The world’s second-biggest greenhouse-gas market is defined in the Kyoto accord and the credits are generated to help polluters around the world meet emissions targets laid down in the 1997 agreement.
“This is the firmest Japan has been,” Jake Schmidt, international climate policy director in Washington at the Natural Resources Defense Council, said in an interview in Cancun. “The fate of the Kyoto Protocol is going to cast a shadow over what we’re trying to do here on all the other building blocks of a climate agreement.”
The agreement negotiated in Kyoto, Japan, binds 37 developed nations and the European community to cut emissions from 1990 levels by a collective 5.2 percent in the five years through 2012. The U.S. never ratified the treaty, and developing countries such as China aren’t included.
Talks to extend Kyoto’s emission targets to the United States and China, the world’s biggest emitters, failed at the 2008 U.N. climate-protection summit in Poznan, Poland.
In Copenhagen last year, negotiators were hoping to write a global treaty replacing Kyoto. The talks collapsed over differences between the U.S. and China over the scale and monitoring of emissions cuts.
“China and India want to make sure the Kyoto Protocol is not dead, and you’ve got Japan and Russia and Canada saying no chance unless the U.S. and China are on board,” Schmidt said.
The U.S. isn’t likely to be able to agree to binding targets until at least 2013 because it needs to have domestic legislation in place first, Shimada said.
“Without the active participation of the two biggest emitters, namely China and the United States, it’s not a global effort,” said Shimada, who was formerly Japan’s lead negotiator at the talks. “Whatever happens, under any kind of conditions we do not accept a second commitment period.”

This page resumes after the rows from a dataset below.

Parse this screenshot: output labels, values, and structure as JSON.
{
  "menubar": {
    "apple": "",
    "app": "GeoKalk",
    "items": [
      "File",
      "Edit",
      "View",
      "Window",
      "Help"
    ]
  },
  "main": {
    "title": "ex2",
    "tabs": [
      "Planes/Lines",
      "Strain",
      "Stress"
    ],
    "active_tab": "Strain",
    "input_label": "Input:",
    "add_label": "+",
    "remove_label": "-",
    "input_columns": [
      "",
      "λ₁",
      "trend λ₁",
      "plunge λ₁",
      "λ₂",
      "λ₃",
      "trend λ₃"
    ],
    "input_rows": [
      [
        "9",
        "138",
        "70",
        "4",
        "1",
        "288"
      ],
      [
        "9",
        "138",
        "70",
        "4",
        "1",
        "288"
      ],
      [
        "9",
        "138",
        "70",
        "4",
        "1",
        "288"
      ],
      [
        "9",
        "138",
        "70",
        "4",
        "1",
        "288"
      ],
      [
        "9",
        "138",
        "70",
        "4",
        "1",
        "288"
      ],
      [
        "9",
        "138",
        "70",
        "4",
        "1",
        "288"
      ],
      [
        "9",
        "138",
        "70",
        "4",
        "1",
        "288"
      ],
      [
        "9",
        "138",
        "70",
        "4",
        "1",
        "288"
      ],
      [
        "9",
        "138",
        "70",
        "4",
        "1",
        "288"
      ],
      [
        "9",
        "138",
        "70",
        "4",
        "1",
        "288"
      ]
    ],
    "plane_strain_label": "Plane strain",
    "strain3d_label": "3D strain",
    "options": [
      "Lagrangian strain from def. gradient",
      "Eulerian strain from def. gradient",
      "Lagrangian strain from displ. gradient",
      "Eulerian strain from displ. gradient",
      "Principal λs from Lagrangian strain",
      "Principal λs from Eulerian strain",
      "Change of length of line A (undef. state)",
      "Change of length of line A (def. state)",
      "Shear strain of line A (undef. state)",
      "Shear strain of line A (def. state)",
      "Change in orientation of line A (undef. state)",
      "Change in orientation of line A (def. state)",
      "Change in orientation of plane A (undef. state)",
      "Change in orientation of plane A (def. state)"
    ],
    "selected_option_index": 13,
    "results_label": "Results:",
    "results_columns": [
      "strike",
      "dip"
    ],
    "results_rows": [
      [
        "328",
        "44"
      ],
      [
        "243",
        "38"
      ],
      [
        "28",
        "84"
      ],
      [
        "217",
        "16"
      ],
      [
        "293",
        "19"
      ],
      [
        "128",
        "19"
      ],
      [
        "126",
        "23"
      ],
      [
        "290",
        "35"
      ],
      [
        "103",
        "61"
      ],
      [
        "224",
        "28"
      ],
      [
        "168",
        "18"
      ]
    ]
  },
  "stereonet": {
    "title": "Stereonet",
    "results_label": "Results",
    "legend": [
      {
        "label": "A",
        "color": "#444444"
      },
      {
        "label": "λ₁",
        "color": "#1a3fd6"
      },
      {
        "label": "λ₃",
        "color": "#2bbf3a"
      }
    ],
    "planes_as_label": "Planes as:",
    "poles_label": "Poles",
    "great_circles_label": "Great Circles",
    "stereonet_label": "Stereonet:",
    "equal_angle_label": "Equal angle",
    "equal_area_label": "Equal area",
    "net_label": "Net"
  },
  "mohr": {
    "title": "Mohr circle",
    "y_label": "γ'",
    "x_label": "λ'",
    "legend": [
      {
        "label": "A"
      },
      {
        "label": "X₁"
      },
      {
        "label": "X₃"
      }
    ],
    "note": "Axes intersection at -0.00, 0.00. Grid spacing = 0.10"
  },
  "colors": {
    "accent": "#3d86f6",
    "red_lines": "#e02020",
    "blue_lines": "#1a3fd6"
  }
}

The comments indicate the depths of divisions that have prevented a new treaty on climate change. U.N. officials leading the current round of talks are aiming for more incremental progress on protecting forests, channeling funds to poor nations and on verifying reductions in emissions blamed for damaging the Earth’s atmosphere.
Agreeing to an extension for the Kyoto Protocol is a key demand by developing countries including China and the 43-nation Alliance of Small Island States.
The 27-nation European Union has said it’s open to a second commitment period, though it also wants action by the U.S. and China.
Jonathan Pershing, chief of the U.S. delegation, said earlier this week that the Obama administration stands by its commitment to reduce its emissions of heat-trapping gases by 17 percent for the 15 years through 2020.
He said President Barack Obama still thinks legislation is the right approach even after Congress this year failed to pass a climate change law and Obama’s Democrats lost control of the House of Representatives.